IMPORTANT: This is book ten in a series – there will be spoilers unless you’ve read I Am Slaughter, Predator, Prey, The Emperor Expects, The Last Wall, Throneworld, Echoes of the Long War, The Hunt for Vulkan, The Beast Must Die or Watchers in Death.
The Beast Arises reaches book ten of twelve with David Guymer’s The Last Son of Dorn, his second in the series. After the disastrous events of The Beast Must Die and the subsequent regrouping in Watchers in Death, Lord Commander Koorland now has a plan to defeat the Beast, albeit a desperate and as yet untested one. Making good use of the newly formed Deathwatch and the once-mythical Sisters of Silence he sets out on what is essentially a dry run, as his forces return to some familiar locations with something specific in mind.
For all its merits, this series hasn’t exactly been a bundle of laughs – it’s pretty bleak, in fact. The opening of The Last Son… however introduces a small but welcome dose of humour alongside rare moments of things going well for the Imperium, in a clever reflection of Predator, Prey’s opening scenes earlier in the series. The multiple missions take in locations reminiscent of book two, even returning to the Fists Exemplar home world Eidolica, before we’re whisked back to Terra to watch as Koorland continues to wrestle with the High Lords. After the initial split scenes the focus turns to Koorland as he puts his plan into action, before events rapidly progress and we’re thrown back into full on action mode.
We get to watch from the perspective of various characters, from Wienand and Vangorich to Urquidex and various Space Marines, but Koorland remains front and centre, clearly the focus of the book. Still grimly determined and self-deprecating, by this point he’s lost a lot of his self-doubt and has really started to accept his place in the unfolding events. Armed with a plan and an effective force, and increasingly coming to believe that it will work, he’s a powerful, inspiring figure. Of course this is still only book ten…
Despite being heavily action-oriented, somehow this feels closer in tone and satisfaction to the first few books in the series than any of the last four or five have. The politics and intrigue are fairly subdued for the most part, albeit effective and entertaining, but even when the bullets are flying it’s compulsive and enjoyable reading.

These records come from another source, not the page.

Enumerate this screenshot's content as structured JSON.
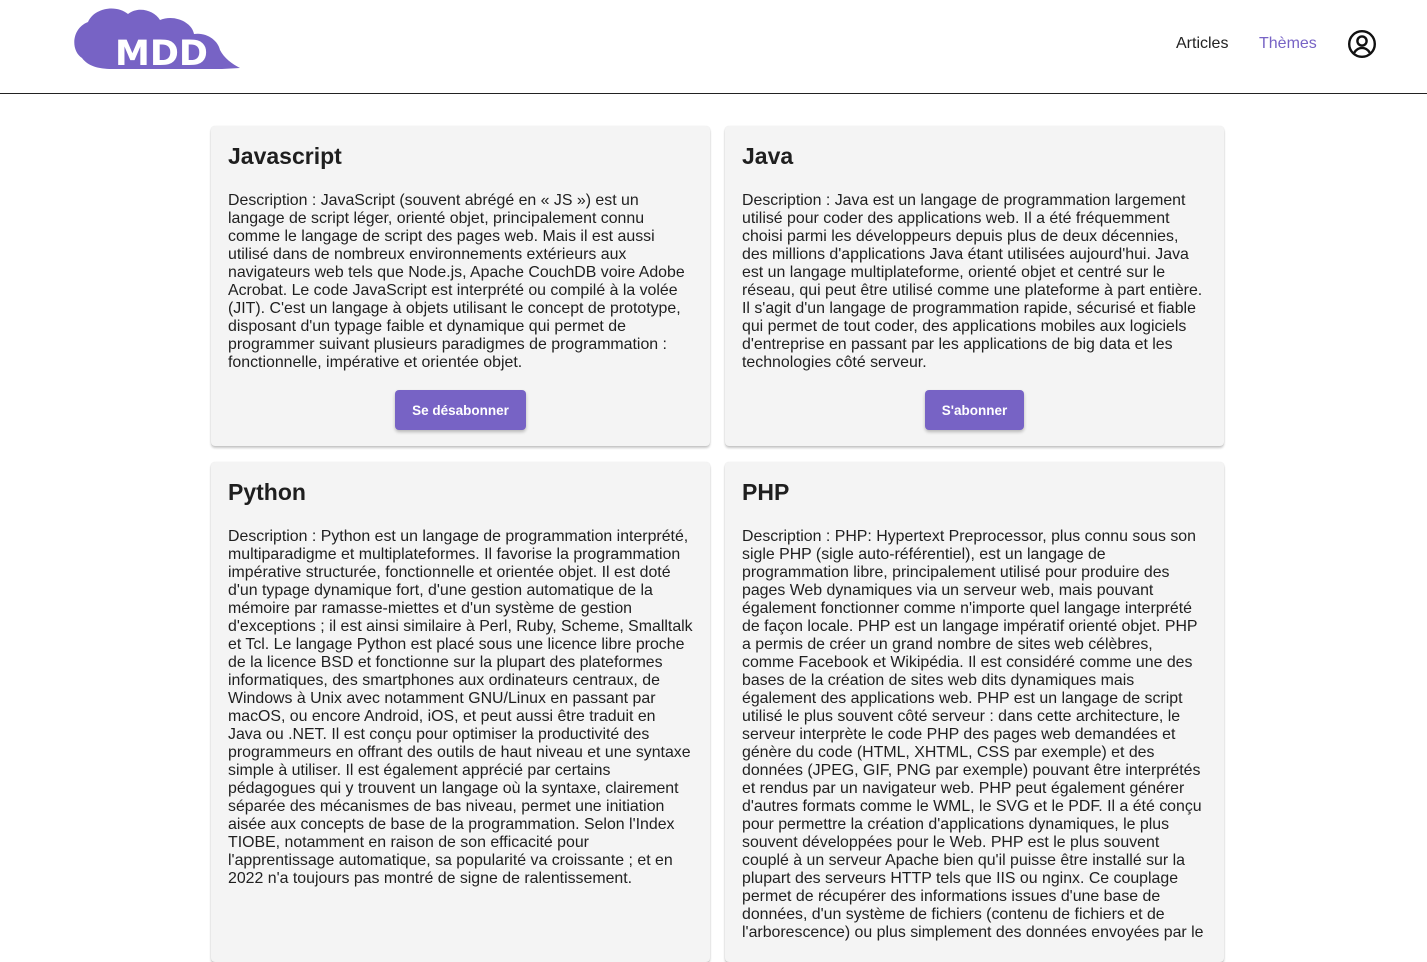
{
  "header": {
    "logo_text": "MDD",
    "nav": {
      "articles": "Articles",
      "themes": "Thèmes"
    },
    "icons": {
      "profile": "account-circle-icon"
    }
  },
  "colors": {
    "accent": "#7763c5",
    "card_background": "#f4f4f4",
    "text": "#1f1f1f"
  },
  "themes": [
    {
      "title": "Javascript",
      "description": "Description : JavaScript (souvent abrégé en « JS ») est un langage de script léger, orienté objet, principalement connu comme le langage de script des pages web. Mais il est aussi utilisé dans de nombreux environnements extérieurs aux navigateurs web tels que Node.js, Apache CouchDB voire Adobe Acrobat. Le code JavaScript est interprété ou compilé à la volée (JIT). C'est un langage à objets utilisant le concept de prototype, disposant d'un typage faible et dynamique qui permet de programmer suivant plusieurs paradigmes de programmation : fonctionnelle, impérative et orientée objet.",
      "button": "Se désabonner"
    },
    {
      "title": "Java",
      "description": "Description : Java est un langage de programmation largement utilisé pour coder des applications web. Il a été fréquemment choisi parmi les développeurs depuis plus de deux décennies, des millions d'applications Java étant utilisées aujourd'hui. Java est un langage multiplateforme, orienté objet et centré sur le réseau, qui peut être utilisé comme une plateforme à part entière. Il s'agit d'un langage de programmation rapide, sécurisé et fiable qui permet de tout coder, des applications mobiles aux logiciels d'entreprise en passant par les applications de big data et les technologies côté serveur.",
      "button": "S'abonner"
    },
    {
      "title": "Python",
      "description": "Description : Python est un langage de programmation interprété, multiparadigme et multiplateformes. Il favorise la programmation impérative structurée, fonctionnelle et orientée objet. Il est doté d'un typage dynamique fort, d'une gestion automatique de la mémoire par ramasse-miettes et d'un système de gestion d'exceptions ; il est ainsi similaire à Perl, Ruby, Scheme, Smalltalk et Tcl. Le langage Python est placé sous une licence libre proche de la licence BSD et fonctionne sur la plupart des plateformes informatiques, des smartphones aux ordinateurs centraux, de Windows à Unix avec notamment GNU/Linux en passant par macOS, ou encore Android, iOS, et peut aussi être traduit en Java ou .NET. Il est conçu pour optimiser la productivité des programmeurs en offrant des outils de haut niveau et une syntaxe simple à utiliser. Il est également apprécié par certains pédagogues qui y trouvent un langage où la syntaxe, clairement séparée des mécanismes de bas niveau, permet une initiation aisée aux concepts de base de la programmation. Selon l'Index TIOBE, notamment en raison de son efficacité pour l'apprentissage automatique, sa popularité va croissante ; et en 2022 n'a toujours pas montré de signe de ralentissement."
    },
    {
      "title": "PHP",
      "description": "Description : PHP: Hypertext Preprocessor, plus connu sous son sigle PHP (sigle auto-référentiel), est un langage de programmation libre, principalement utilisé pour produire des pages Web dynamiques via un serveur web, mais pouvant également fonctionner comme n'importe quel langage interprété de façon locale. PHP est un langage impératif orienté objet. PHP a permis de créer un grand nombre de sites web célèbres, comme Facebook et Wikipédia. Il est considéré comme une des bases de la création de sites web dits dynamiques mais également des applications web. PHP est un langage de script utilisé le plus souvent côté serveur : dans cette architecture, le serveur interprète le code PHP des pages web demandées et génère du code (HTML, XHTML, CSS par exemple) et des données (JPEG, GIF, PNG par exemple) pouvant être interprétés et rendus par un navigateur web. PHP peut également générer d'autres formats comme le WML, le SVG et le PDF. Il a été conçu pour permettre la création d'applications dynamiques, le plus souvent développées pour le Web. PHP est le plus souvent couplé à un serveur Apache bien qu'il puisse être installé sur la plupart des serveurs HTTP tels que IIS ou nginx. Ce couplage permet de récupérer des informations issues d'une base de données, d'un système de fichiers (contenu de fichiers et de l'arborescence) ou plus simplement des données envoyées par le"
    }
  ]
}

Guymer has done a great job with the characters, weaving together the familiar faces with a raft of new or less well known names, and the whole thing fits together really nicely as a well-paced and plotted chapter in the wider series. Probably the best book overall since The Emperor Expects, it’s a great read on its own but also sets things up wonderfully for the final two instalments. It’s getting tense!